Volunteering Fills His Cup
Story by LISA ANDERSON
“I declare after all there is no enjoyment like reading! How much sooner one tires of anything than of a book!” – Jane Austen, Pride and Prejudice
Raised in Sarasota, Florida, R.J. Jenkins has spent the last five years in Ocala, volunteering and becoming a champion of the city. “In full disclosure, I had come from some of the most liberal places on the planet. So, I was not convinced when I came to Ocala that I was going to be able to find people. What has been very cool is that I have found my people, but they are of all political persuasions. So, that’s been very eye-opening for me. I’m forced to rethink some of my preconceived notions about what a place is like or what a group of people might be like,” he admits. “I really, really like it here. I have met so many wonderful people.”
The Order of Things
R.J. is currently the Executive Committee President for the Marion Literacy Council, the Board of Directors President at the Reilly Arts Center, a founder of the Reilly’s Associate Board, and a strong supporter and volunteer for many other Ocala-based non-profit organizations, but before his love for this city began, R.J. threw himself into his academics.
“My home life wasn’t whimsical. I had a very broken childhood in some ways. Lots and lots of good memories peppered through what was actually a pretty difficult childhood.”
There were harder issues happening in his home—from substance abuse to divorce—but school was a place he could take refuge. Rules and praise for following the rules became very therapeutic, and they set in motion a passion for reading and teaching. “I’ve always been verbal. I was always a sucker for authority. My brother chafed against authority, and I was cuddled up to [it]. I always wanted to please. I always admired my teachers. Books about an ordered universe were [also] very therapeutic.”
His love of learning is evident through his academic credentials: A bachelor’s degree in English and Evolutionary Biology at Columbia University (New York City, New York) and a master’s degree in English from the University of Cambridge (Cambridge, England). He went on to do doctoral work in 19th-century British Literature at Harvard University (Cambridge, Massachusetts), but it was a research trip to Kenya and a scary bout of malaria between his sophomore and junior years at Columbia that caused R.J. to really focus on his passion for English.

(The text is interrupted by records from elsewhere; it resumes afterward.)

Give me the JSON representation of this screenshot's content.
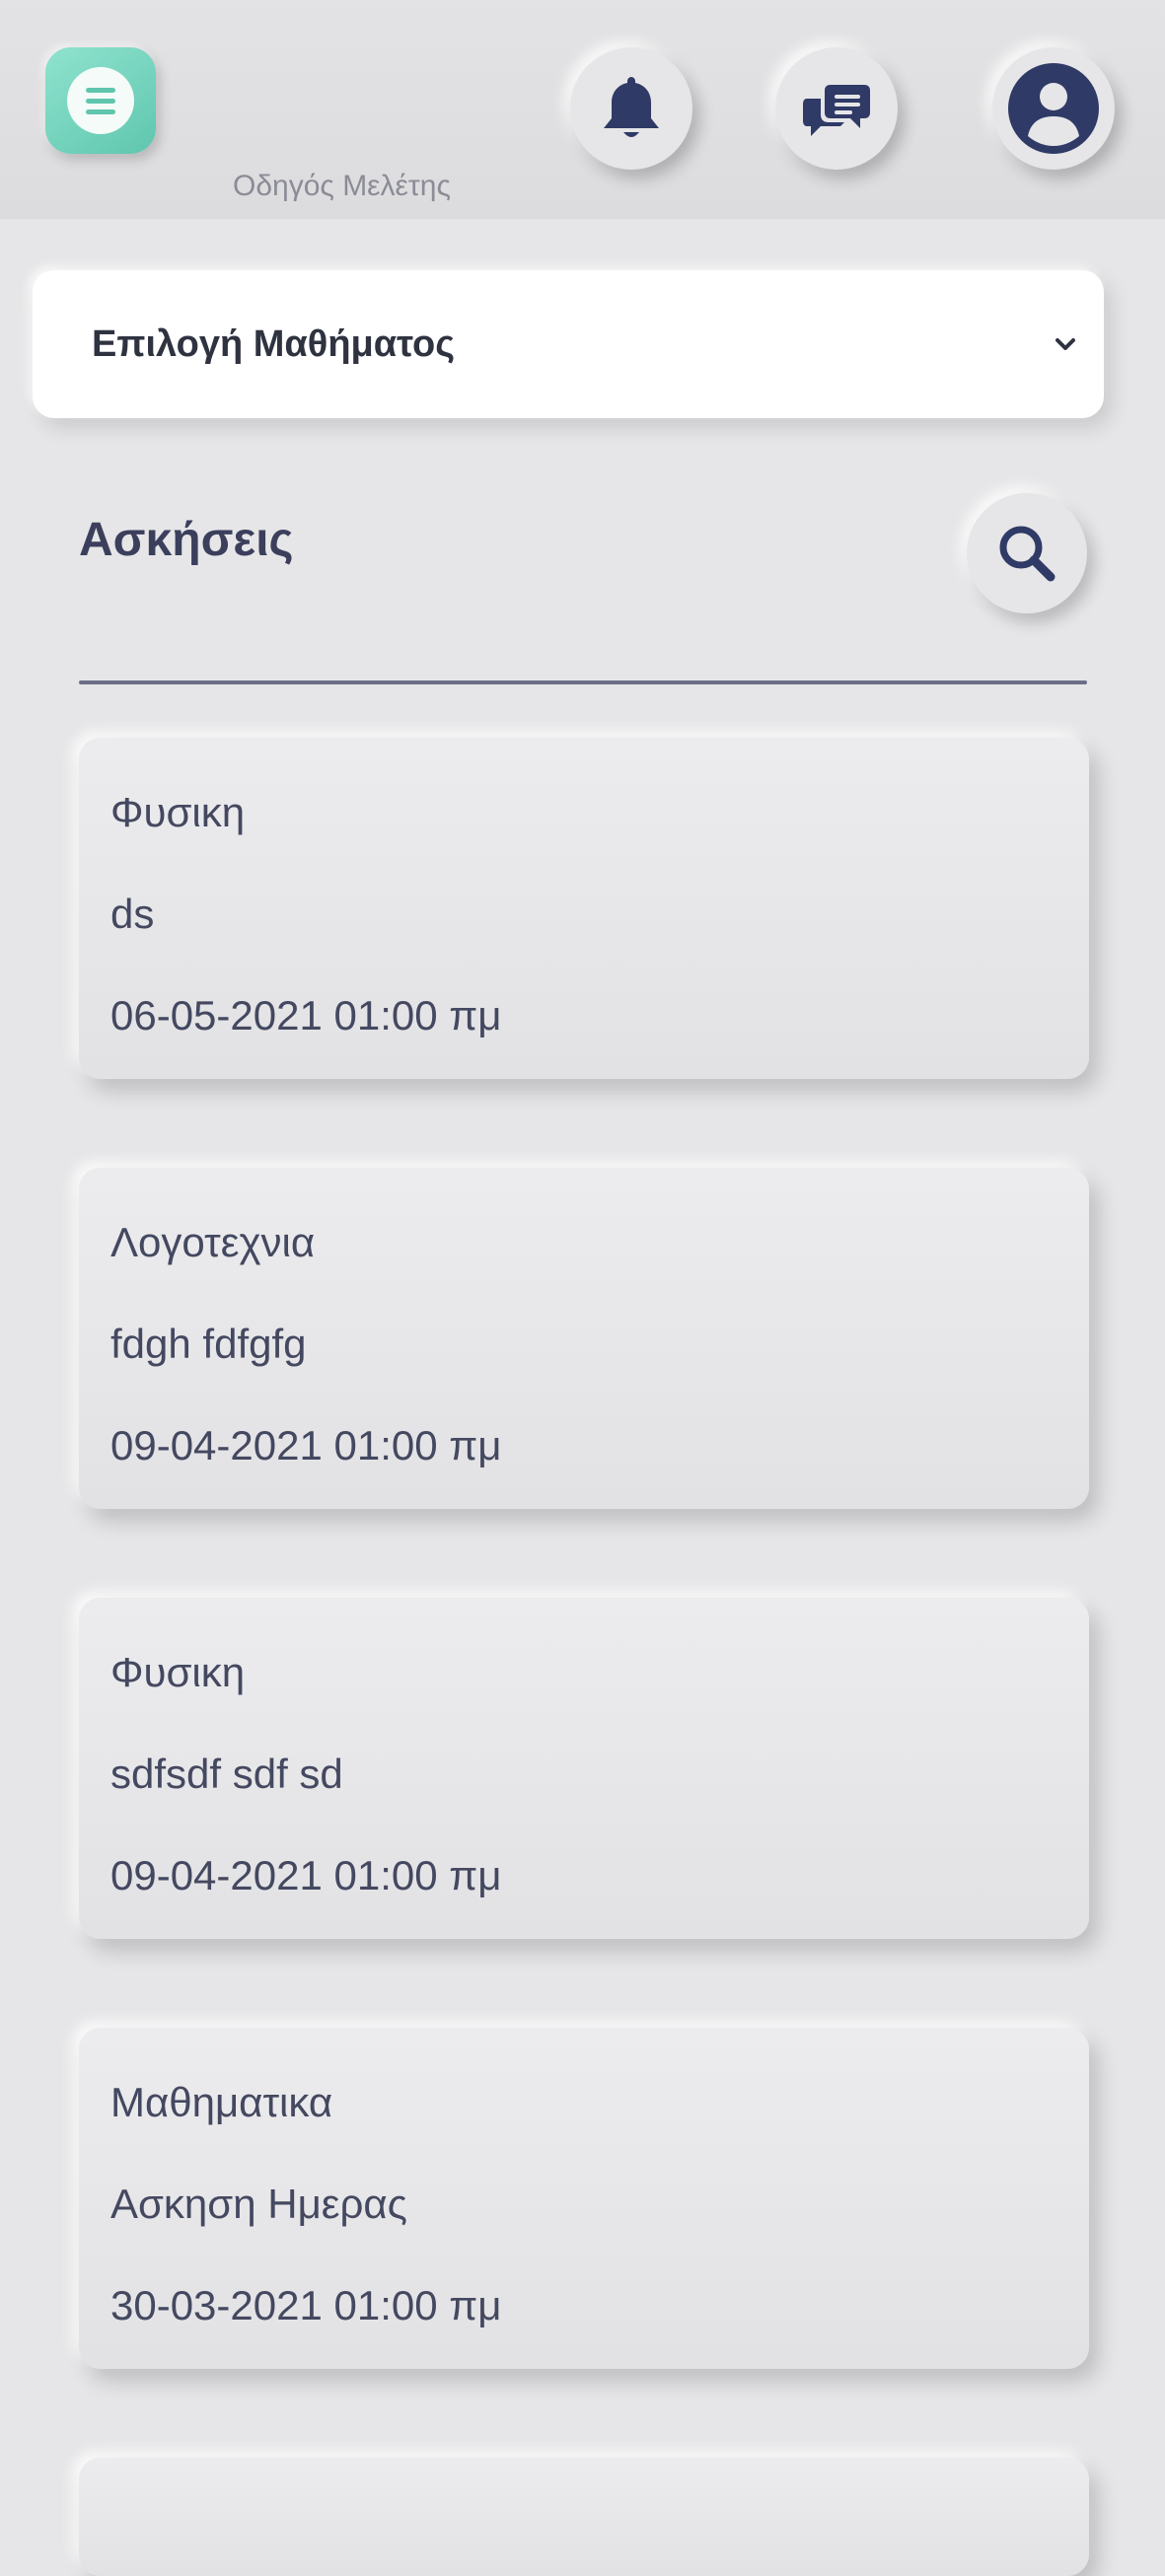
{
  "header": {
    "app_title": "Οδηγός Μελέτης",
    "icons": [
      "menu-icon",
      "bell-icon",
      "chat-icon",
      "user-icon"
    ],
    "accent_color": "#6fd3bb",
    "icon_color": "#2f3a66"
  },
  "course_select": {
    "label": "Επιλογή Μαθήματος"
  },
  "section": {
    "title": "Ασκήσεις"
  },
  "exercises": [
    {
      "subject": "Φυσικη",
      "title": "ds",
      "date": "06-05-2021 01:00 πμ"
    },
    {
      "subject": "Λογοτεχνια",
      "title": "fdgh fdfgfg",
      "date": "09-04-2021 01:00 πμ"
    },
    {
      "subject": "Φυσικη",
      "title": "sdfsdf sdf sd",
      "date": "09-04-2021 01:00 πμ"
    },
    {
      "subject": "Μαθηματικα",
      "title": "Ασκηση Ημερας",
      "date": "30-03-2021 01:00 πμ"
    }
  ]
}
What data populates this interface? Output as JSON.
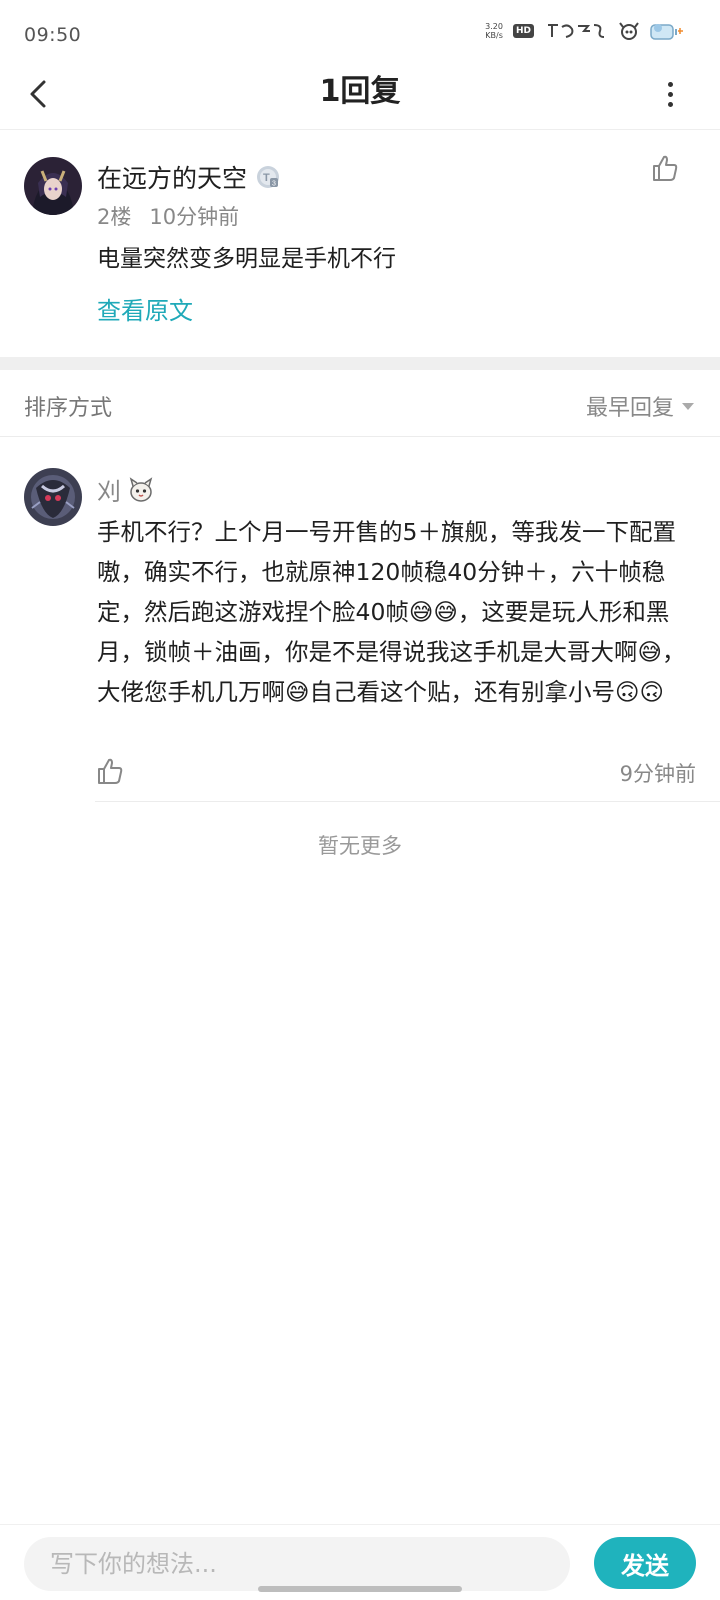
{
  "status_bar": {
    "time": "09:50",
    "net_speed_value": "3.20",
    "net_speed_unit": "KB/s",
    "hd": "HD",
    "icons": [
      "network-speed-icon",
      "hd-icon",
      "brand-logo-icon",
      "app-mascot-icon",
      "battery-mascot-icon"
    ]
  },
  "header": {
    "title": "1回复",
    "back_icon": "chevron-left-icon",
    "more_icon": "more-vertical-icon"
  },
  "original_comment": {
    "username": "在远方的天空",
    "level_badge": "T3",
    "floor": "2楼",
    "time": "10分钟前",
    "text": "电量突然变多明显是手机不行",
    "view_original": "查看原文"
  },
  "sort": {
    "label": "排序方式",
    "selected": "最早回复"
  },
  "reply": {
    "username": "刈",
    "text": "手机不行？上个月一号开售的5＋旗舰，等我发一下配置嗷，确实不行，也就原神120帧稳40分钟＋，六十帧稳定，然后跑这游戏捏个脸40帧😅😅，这要是玩人形和黑月，锁帧＋油画，你是不是得说我这手机是大哥大啊😅，大佬您手机几万啊😅自己看这个贴，还有别拿小号🙃🙃",
    "time": "9分钟前"
  },
  "footer": {
    "no_more": "暂无更多"
  },
  "input": {
    "placeholder": "写下你的想法...",
    "value": "",
    "send_label": "发送"
  },
  "colors": {
    "accent": "#1fb3bd",
    "link": "#1fa9b8",
    "secondary_text": "#888888"
  }
}
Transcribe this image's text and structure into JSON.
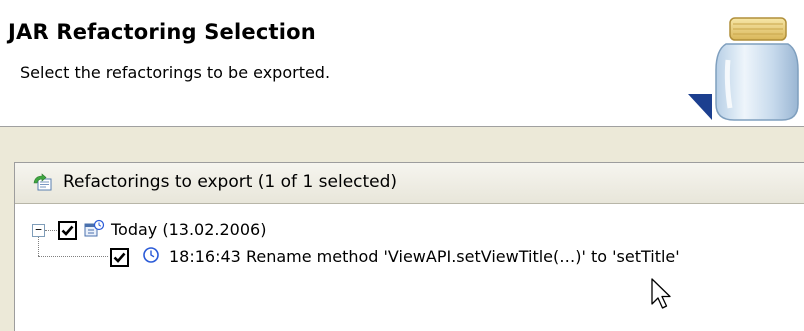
{
  "header": {
    "title": "JAR Refactoring Selection",
    "description": "Select the refactorings to be exported."
  },
  "panel": {
    "label": "Refactorings to export (1 of 1 selected)",
    "icon": "export-refactorings-icon"
  },
  "tree": {
    "group": {
      "label": "Today (13.02.2006)",
      "checked": true,
      "expanded": true,
      "icon": "calendar-history-icon"
    },
    "items": [
      {
        "label": "18:16:43 Rename method 'ViewAPI.setViewTitle(…)' to 'setTitle'",
        "checked": true,
        "icon": "clock-icon"
      }
    ]
  },
  "colors": {
    "header_bg": "#ffffff",
    "body_bg": "#ece9d8",
    "clock_blue": "#2a5ad7"
  }
}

Follow R.J.’s Story
This story continues through our Social Media Channels on Instagram and Facebook every Wednesday in September. Be sure to follow us @localamag to find out about R.J.’s transformative trip to Cambridge, England. #localafollowme
Posted on Instagram and Facebook, September 8, 2021
(FOLLOW ME 1 OF 4) “Moving to London was pretty wild, truthfully. It was a place that occupied a lot of space in my imagination. I read Pride & Prejudice as a nine-year-old boy. So, I’ve imagined these spaces my whole life. Going there to live was pretty crazy. London is London, but Cambridge, which is a 45-minute train ride away, is like stepping into another time—especially for an American.”
Posted on Instagram and Facebook, September 15, 2021
“The mode of instruction was very exciting, because, in undergraduate school at American universities, you can hide. Even if you do very well, you can hide. You can do masterfully in undergraduate and almost never have a conversation with a professor, if you really want to do it that way. You can’t hide at Cambridge [University] because your primary mode of instruction is conversation.”
Posted on Instagram and Facebook, September 22, 2021
“I didn’t realize it, but my thinking was actually very undisciplined coming out of undergraduate school. I did all the things I was supposed to do. I did them well. I was friendly and interested in my professors. They love that, and so I excelled. Columbia [University] changed my life, but the program at Cambridge really forced me to take accountability for my thinking. It was the largest project I’d ever done. It was a several hundred-page master’s thesis.”
Posted on Instagram and Facebook, September 29, 2021
“The final piece of it, truly, which is more personal, is that I came out for the first time, largely because I was so far away that it felt like I could. I felt truly safe to do that. [Cambridge, England] will always be the place where I was able, for the very first time, to live my truth. So, despite the sort of intellectual and academic transformation, it represents this other kind of transformation. They all sort of happened at the same time. That was very cool for me.”
R.J. returned to the United States, and later met his partner Todd while they were both attending Harvard. The couple eventually moved to New York City, but Todd wished to return to Ocala. Enjoying his new job as dean of students for Columbia University, R.J. remained in New York for two years, but the couple kept up a long-distance relationship.